┌─ Exercise data
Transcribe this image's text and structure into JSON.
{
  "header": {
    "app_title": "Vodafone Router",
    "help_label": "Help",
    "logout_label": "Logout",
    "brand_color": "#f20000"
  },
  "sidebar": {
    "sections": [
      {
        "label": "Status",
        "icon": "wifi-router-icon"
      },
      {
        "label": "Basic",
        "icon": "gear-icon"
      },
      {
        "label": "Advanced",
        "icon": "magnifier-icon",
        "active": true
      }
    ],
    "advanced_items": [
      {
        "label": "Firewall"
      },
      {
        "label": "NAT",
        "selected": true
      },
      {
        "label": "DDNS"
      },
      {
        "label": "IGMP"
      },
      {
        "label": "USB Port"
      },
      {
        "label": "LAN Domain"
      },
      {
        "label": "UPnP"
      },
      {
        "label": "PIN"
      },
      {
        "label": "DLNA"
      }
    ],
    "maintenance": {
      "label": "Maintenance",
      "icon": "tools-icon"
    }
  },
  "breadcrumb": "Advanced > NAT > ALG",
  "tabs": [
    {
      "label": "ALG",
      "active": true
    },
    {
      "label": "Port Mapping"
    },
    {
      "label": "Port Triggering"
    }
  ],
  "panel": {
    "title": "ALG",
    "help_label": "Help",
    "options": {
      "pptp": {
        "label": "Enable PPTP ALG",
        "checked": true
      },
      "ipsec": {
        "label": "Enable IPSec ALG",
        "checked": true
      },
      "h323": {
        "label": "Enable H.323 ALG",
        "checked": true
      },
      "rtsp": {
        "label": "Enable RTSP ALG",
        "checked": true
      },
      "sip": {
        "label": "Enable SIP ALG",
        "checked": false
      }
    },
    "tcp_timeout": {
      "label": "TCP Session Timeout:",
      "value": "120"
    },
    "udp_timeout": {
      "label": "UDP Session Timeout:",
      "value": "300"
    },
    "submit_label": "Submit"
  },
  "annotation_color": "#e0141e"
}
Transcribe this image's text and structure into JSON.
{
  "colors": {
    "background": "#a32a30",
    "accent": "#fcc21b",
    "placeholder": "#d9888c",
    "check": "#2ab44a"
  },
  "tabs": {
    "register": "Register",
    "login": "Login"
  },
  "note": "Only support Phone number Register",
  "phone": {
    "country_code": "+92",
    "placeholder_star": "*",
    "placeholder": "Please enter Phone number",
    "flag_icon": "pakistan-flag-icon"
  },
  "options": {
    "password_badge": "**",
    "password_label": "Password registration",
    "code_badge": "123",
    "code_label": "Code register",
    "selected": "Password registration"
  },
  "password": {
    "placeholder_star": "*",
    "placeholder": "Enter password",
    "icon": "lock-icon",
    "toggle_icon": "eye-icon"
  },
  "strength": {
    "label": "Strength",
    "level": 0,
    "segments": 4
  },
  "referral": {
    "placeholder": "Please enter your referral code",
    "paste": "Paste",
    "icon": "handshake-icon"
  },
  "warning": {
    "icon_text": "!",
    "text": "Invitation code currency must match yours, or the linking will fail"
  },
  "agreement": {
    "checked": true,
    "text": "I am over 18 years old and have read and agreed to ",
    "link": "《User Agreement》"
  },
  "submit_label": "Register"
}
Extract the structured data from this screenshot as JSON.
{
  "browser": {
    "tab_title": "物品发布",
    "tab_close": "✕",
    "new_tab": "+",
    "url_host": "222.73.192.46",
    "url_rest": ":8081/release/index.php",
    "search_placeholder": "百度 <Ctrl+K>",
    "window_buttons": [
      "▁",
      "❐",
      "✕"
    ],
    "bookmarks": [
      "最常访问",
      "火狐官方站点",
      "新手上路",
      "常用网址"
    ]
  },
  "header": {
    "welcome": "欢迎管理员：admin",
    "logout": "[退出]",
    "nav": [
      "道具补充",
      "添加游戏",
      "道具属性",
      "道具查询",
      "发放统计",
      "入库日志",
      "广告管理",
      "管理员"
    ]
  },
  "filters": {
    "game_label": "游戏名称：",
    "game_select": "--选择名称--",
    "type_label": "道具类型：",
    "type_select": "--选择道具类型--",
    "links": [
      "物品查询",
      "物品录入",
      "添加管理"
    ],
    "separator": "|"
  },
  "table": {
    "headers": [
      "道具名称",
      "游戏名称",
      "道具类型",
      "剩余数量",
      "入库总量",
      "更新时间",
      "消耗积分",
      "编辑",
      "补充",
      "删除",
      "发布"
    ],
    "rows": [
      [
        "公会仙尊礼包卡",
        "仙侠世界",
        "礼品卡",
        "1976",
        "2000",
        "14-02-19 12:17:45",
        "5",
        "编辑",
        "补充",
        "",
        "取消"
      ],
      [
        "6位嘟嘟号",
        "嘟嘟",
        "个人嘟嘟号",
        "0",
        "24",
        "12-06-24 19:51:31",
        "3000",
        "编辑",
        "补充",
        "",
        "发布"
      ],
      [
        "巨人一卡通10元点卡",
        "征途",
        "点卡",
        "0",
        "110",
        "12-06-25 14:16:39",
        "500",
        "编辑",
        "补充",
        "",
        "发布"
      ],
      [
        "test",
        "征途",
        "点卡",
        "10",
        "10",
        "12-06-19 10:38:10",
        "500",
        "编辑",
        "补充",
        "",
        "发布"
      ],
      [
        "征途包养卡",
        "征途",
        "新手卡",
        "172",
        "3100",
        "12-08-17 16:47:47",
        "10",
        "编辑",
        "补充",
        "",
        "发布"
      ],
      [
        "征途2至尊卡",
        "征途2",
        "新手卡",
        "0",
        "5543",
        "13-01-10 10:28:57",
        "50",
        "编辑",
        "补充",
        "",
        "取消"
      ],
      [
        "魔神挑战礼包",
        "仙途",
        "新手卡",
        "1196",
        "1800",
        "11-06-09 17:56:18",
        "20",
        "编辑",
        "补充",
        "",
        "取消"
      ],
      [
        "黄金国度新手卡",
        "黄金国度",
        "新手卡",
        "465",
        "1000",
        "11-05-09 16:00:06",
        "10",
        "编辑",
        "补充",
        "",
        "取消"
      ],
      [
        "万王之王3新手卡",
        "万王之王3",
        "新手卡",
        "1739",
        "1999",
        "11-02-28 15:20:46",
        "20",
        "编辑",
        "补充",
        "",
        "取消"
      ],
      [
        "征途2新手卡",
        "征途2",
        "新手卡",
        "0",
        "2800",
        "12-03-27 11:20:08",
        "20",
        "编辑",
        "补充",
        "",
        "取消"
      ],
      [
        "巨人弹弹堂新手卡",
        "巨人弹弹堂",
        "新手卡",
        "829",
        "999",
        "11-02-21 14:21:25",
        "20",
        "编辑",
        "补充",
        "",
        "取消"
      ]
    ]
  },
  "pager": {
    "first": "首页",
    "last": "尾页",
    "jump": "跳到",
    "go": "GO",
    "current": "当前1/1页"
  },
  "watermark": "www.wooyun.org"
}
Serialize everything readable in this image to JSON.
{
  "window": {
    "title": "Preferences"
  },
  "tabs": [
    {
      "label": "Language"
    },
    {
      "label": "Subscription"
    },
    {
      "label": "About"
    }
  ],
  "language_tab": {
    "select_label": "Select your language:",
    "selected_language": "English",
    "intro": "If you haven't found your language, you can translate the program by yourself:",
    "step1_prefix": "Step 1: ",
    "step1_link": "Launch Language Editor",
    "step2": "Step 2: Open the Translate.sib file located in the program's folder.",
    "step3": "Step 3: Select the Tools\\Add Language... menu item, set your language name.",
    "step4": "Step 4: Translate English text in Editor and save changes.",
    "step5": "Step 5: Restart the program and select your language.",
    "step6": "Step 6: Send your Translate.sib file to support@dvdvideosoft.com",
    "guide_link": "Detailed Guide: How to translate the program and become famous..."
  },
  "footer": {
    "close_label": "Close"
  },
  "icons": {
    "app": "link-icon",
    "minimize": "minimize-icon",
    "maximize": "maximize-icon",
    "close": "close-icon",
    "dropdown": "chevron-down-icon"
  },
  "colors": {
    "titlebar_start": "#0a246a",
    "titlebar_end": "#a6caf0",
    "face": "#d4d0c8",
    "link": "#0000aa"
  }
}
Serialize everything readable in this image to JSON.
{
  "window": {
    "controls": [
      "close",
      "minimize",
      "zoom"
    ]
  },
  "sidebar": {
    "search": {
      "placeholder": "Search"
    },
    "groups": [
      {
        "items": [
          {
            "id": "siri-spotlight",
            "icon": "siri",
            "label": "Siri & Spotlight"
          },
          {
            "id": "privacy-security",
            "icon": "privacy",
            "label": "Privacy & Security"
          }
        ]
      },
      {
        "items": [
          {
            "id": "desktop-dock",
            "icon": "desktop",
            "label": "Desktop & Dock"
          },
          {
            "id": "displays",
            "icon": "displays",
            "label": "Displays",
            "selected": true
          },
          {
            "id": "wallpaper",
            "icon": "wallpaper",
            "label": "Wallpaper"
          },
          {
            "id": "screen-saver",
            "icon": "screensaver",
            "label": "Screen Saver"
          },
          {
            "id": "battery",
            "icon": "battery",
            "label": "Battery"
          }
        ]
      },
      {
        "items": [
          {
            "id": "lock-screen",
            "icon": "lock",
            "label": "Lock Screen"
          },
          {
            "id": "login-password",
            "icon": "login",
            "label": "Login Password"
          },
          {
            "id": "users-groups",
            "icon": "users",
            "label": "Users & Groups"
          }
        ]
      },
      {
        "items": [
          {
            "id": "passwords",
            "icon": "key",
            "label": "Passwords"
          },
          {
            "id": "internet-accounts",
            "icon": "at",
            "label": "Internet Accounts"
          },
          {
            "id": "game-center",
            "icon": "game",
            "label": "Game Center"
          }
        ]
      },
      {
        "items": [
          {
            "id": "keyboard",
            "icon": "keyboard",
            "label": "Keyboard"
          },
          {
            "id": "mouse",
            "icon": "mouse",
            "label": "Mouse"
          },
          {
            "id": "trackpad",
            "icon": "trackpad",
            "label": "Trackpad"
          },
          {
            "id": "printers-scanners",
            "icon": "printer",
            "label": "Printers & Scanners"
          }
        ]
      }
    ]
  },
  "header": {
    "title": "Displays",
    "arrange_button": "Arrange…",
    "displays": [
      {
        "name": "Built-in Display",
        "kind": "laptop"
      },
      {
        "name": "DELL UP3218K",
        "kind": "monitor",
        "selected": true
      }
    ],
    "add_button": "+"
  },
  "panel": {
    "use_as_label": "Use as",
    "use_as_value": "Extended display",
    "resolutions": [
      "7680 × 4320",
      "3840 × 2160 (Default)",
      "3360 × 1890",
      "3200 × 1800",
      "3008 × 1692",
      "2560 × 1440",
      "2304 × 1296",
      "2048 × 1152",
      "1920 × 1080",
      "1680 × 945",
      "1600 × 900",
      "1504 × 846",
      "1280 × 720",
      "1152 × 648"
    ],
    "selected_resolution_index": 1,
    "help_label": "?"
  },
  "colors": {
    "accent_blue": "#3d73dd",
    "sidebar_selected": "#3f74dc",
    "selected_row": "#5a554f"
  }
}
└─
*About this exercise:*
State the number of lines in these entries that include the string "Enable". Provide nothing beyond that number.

*Answer for this exercise:*
5